May 21, 2020
ETHAN MILLER/GETTY IMAGES
ETHAN MILLER/GETTY IMAGES

The GIST: May is Mental Health Awareness month. And during unprecedented times like these, taking care of your mental health can be a bit of a struggle. So we wanted to highlight some stories of athletes managing their mental health and well-being, because even though they may seem like superheroes to us, at the end of the day, they’re human too.

Earlier this week, American swimmer Michael Phelps, the most decorated Olympian of all time (with a total of 28 medals), shared that the COVID-19 quarantine and pandemic has caused him to feel the most overwhelmed he’s ever felt — yes, even more overwhelmed than competing in the Olympics.

  • To help manage things, Phelps has been hitting the gym for at least 90 minutes every morning (audacious task for us non-Olympians, but you get the point), writing motivational quotes on his mirror, using Talkspace (which he is on the board of, so there might be a wee bit of bias there) and journaling.

In February, two-time Olympic gold medalist and dear friend of The GIST, Canadian trampolinist Rosie MacLennan, opened up about her experience with anxiety and how it took away the fun of trampolining.
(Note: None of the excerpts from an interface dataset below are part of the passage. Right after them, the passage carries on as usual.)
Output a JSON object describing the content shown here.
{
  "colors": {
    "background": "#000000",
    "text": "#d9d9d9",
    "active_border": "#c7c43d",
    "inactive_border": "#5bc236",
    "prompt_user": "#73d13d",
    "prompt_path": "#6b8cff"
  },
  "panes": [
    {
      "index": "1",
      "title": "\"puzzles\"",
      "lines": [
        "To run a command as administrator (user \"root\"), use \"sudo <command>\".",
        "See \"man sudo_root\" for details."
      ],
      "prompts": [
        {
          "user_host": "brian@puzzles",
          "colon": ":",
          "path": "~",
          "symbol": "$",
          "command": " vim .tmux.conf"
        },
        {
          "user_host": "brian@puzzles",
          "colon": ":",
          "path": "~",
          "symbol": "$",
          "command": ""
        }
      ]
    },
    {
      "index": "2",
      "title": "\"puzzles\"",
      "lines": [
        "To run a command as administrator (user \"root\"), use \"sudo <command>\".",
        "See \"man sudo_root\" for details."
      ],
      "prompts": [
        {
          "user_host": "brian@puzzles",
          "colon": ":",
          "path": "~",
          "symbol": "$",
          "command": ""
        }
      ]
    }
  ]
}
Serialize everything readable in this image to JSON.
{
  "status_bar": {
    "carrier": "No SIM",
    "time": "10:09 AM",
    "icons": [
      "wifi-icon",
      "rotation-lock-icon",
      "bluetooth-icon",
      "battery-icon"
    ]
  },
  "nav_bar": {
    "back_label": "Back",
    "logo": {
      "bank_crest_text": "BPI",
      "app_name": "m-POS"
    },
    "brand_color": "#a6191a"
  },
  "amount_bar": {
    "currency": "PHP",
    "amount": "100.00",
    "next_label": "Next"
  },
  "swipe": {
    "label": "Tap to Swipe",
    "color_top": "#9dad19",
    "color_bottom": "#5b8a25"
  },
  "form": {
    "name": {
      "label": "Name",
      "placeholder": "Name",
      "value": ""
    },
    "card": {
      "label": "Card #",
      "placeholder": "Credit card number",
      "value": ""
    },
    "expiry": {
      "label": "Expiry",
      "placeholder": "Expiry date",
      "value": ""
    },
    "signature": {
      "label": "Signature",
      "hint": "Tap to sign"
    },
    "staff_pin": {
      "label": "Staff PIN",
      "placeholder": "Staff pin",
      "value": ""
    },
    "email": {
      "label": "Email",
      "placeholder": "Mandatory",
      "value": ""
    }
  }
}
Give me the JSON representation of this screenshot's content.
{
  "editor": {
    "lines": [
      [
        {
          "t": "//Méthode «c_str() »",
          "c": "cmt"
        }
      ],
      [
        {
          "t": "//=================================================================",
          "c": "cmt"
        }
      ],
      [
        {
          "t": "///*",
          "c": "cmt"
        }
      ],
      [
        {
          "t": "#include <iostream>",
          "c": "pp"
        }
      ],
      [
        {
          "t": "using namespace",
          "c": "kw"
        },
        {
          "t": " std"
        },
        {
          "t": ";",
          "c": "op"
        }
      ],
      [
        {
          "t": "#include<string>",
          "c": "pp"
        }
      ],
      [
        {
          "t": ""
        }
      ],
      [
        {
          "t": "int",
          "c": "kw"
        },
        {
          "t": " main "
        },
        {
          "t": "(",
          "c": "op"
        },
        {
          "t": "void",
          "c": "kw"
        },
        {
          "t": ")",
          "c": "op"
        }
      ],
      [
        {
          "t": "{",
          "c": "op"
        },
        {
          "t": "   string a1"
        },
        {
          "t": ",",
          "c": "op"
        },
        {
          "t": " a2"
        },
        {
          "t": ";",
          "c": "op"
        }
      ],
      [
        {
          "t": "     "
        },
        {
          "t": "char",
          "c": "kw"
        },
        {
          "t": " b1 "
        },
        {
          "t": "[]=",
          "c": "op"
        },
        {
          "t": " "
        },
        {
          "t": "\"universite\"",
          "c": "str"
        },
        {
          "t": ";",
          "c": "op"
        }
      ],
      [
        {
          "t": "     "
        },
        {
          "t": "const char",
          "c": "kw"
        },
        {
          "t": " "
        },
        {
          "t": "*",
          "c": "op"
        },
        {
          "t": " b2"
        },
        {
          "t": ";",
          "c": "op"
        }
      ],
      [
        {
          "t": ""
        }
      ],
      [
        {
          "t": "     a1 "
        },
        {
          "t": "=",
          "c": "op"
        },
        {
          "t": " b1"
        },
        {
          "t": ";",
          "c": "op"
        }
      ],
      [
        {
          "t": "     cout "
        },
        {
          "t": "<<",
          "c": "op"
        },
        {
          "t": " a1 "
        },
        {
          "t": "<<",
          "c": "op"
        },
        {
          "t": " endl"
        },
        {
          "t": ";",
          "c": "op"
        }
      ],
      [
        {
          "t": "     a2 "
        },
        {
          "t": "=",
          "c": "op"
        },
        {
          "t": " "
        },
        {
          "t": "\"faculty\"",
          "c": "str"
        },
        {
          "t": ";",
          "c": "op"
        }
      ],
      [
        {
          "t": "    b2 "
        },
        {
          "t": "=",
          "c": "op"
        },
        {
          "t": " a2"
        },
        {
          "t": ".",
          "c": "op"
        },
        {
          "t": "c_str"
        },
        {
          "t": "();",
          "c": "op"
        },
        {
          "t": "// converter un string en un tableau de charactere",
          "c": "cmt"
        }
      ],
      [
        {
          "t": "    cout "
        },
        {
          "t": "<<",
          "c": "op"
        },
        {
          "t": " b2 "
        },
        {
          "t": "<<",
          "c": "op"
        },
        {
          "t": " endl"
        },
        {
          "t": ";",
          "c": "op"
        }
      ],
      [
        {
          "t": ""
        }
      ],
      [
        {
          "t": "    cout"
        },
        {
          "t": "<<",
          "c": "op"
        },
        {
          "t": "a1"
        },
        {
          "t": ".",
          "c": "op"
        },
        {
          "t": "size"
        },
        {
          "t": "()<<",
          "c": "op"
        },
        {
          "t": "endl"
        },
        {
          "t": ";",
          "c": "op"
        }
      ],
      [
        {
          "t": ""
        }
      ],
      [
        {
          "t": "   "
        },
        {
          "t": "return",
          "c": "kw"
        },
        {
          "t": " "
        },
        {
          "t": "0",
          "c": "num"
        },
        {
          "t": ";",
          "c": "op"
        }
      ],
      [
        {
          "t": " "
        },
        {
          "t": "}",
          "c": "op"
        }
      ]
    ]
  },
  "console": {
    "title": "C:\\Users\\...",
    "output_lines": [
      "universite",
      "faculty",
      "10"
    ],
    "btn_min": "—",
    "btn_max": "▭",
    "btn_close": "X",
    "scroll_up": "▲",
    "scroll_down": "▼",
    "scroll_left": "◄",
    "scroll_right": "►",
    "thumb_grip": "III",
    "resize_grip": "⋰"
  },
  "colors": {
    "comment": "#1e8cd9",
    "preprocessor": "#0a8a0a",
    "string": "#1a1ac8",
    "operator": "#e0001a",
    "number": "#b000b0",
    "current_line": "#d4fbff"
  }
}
  • Some things that help Rosie manage her anxiety are practicing gratitude, doing deep breathing exercises and taking the time to stretch. And, lucky for us, at 12:30 p.m. ET tomorrow, we’re hosting an Instagram Live with Rosie on our Canadian Instagram for The GIST’s 20 in 20 (where we ask 20 questions in 20 minutes — clever, we know). Grab a sandwich and tune in!

Last year, our favorite Aussie, WNBA superstar Liz Cambage, shared her lifelong battle with anxiety and depression, including how it would impact her game.

  • Cambage explained how she treated her mental health like any other injury — taking time to rehab, talking to professionals and recognizing that her feelings were, and are, okay.

We’re living in some pretty strange times, and the increased stress, changes to routine and lack of physical connection can seriously affect mental health. It’s comforting to know that we’re not alone. You, these athletes, and us, your friends here at The GIST, are all in this together. If you ever feel the need to talk to someone, you can find some great resources here.